* [THE DATA]:
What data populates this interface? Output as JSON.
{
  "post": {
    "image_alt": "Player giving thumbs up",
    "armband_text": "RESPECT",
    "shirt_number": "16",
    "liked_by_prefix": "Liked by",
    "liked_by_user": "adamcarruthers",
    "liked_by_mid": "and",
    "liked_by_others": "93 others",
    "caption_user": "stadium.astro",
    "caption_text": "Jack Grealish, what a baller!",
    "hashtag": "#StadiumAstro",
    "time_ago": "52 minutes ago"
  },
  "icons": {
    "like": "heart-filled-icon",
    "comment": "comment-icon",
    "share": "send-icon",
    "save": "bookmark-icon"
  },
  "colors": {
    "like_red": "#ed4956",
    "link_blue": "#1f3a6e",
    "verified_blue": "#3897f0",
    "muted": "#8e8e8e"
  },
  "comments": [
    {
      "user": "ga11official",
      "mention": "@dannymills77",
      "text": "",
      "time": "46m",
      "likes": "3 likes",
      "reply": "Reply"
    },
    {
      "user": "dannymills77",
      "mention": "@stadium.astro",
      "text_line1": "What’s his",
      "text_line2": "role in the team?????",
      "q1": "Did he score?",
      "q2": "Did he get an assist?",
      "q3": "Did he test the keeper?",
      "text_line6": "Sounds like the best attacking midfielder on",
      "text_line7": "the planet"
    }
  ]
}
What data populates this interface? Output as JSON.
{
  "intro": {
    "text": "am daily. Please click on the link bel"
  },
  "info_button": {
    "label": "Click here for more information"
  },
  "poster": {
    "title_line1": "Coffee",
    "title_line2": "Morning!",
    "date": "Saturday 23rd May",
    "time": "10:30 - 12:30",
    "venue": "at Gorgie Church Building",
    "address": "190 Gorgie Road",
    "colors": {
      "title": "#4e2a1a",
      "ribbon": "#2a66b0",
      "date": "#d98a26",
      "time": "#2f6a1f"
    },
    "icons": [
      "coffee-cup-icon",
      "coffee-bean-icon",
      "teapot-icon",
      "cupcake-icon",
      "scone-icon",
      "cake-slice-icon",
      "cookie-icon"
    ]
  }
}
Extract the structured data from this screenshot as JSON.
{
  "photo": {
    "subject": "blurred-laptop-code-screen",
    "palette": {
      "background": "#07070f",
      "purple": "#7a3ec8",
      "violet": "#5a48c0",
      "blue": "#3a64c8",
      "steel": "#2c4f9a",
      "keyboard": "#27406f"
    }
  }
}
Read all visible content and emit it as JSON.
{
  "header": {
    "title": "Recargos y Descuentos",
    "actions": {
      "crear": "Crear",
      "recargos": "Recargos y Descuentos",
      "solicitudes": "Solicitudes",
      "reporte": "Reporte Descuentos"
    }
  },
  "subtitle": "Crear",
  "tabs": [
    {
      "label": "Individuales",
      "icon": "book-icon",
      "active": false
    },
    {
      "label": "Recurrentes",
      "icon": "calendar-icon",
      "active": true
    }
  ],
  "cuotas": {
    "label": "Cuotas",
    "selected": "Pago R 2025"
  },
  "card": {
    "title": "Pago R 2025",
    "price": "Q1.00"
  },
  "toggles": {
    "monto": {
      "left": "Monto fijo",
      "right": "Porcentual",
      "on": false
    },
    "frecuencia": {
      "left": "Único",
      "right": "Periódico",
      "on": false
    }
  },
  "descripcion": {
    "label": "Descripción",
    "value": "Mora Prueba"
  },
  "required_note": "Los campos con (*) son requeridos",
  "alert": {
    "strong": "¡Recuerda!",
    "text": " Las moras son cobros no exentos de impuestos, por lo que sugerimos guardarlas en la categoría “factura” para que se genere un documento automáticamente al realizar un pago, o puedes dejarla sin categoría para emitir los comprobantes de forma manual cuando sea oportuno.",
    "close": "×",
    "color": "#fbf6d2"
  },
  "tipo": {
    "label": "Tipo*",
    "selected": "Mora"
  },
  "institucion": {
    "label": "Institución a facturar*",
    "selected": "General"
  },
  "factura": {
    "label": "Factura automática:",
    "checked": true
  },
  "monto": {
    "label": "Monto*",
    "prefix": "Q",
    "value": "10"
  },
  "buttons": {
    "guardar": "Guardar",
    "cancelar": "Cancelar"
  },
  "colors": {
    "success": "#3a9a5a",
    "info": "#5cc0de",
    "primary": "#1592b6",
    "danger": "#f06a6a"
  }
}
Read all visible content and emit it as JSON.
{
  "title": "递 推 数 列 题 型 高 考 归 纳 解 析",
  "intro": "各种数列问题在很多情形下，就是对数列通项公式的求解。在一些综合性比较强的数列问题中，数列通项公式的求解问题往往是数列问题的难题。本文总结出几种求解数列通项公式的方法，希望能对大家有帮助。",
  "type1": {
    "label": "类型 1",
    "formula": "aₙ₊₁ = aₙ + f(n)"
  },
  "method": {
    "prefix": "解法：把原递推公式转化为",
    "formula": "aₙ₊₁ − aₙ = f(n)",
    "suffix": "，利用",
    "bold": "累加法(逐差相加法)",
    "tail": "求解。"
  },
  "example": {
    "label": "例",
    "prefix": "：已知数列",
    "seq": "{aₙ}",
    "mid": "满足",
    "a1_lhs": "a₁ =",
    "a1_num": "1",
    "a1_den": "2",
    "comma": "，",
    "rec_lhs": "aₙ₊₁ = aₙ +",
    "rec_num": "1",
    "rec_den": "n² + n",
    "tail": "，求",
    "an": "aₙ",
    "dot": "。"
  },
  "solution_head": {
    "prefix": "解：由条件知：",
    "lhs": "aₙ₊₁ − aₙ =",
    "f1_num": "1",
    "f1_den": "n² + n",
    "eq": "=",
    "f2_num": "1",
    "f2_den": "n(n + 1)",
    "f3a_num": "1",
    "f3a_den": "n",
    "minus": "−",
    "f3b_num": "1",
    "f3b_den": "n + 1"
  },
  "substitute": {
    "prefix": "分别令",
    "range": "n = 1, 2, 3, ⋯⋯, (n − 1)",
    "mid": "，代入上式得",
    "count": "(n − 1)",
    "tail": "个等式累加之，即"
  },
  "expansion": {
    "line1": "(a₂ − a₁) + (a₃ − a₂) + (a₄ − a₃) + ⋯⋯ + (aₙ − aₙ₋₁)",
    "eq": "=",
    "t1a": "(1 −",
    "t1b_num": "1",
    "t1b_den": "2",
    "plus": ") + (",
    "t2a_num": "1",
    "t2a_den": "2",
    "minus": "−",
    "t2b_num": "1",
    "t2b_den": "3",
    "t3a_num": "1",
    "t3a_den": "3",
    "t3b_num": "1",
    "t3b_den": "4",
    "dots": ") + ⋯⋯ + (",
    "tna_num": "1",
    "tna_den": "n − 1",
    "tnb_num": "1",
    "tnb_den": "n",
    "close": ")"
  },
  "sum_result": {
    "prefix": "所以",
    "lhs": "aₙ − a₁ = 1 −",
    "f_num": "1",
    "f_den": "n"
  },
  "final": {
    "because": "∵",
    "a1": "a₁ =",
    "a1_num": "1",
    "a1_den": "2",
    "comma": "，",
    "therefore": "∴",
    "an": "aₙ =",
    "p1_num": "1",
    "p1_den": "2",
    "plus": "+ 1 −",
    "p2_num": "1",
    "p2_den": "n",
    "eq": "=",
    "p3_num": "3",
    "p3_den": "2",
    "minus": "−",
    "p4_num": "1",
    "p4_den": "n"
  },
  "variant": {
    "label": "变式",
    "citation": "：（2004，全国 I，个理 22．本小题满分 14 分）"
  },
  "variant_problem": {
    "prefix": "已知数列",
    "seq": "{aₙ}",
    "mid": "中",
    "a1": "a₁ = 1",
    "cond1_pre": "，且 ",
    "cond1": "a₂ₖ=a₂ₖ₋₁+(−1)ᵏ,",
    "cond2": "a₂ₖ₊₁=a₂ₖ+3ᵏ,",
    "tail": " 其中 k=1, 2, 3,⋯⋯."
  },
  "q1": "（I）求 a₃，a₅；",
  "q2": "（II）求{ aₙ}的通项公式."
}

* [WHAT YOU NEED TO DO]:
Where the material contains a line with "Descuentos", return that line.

* [RESPONSE TO THIS EXERCISE]:
    "title": "Recargos y Descuentos",
      "recargos": "Recargos y Descuentos",
      "reporte": "Reporte Descuentos"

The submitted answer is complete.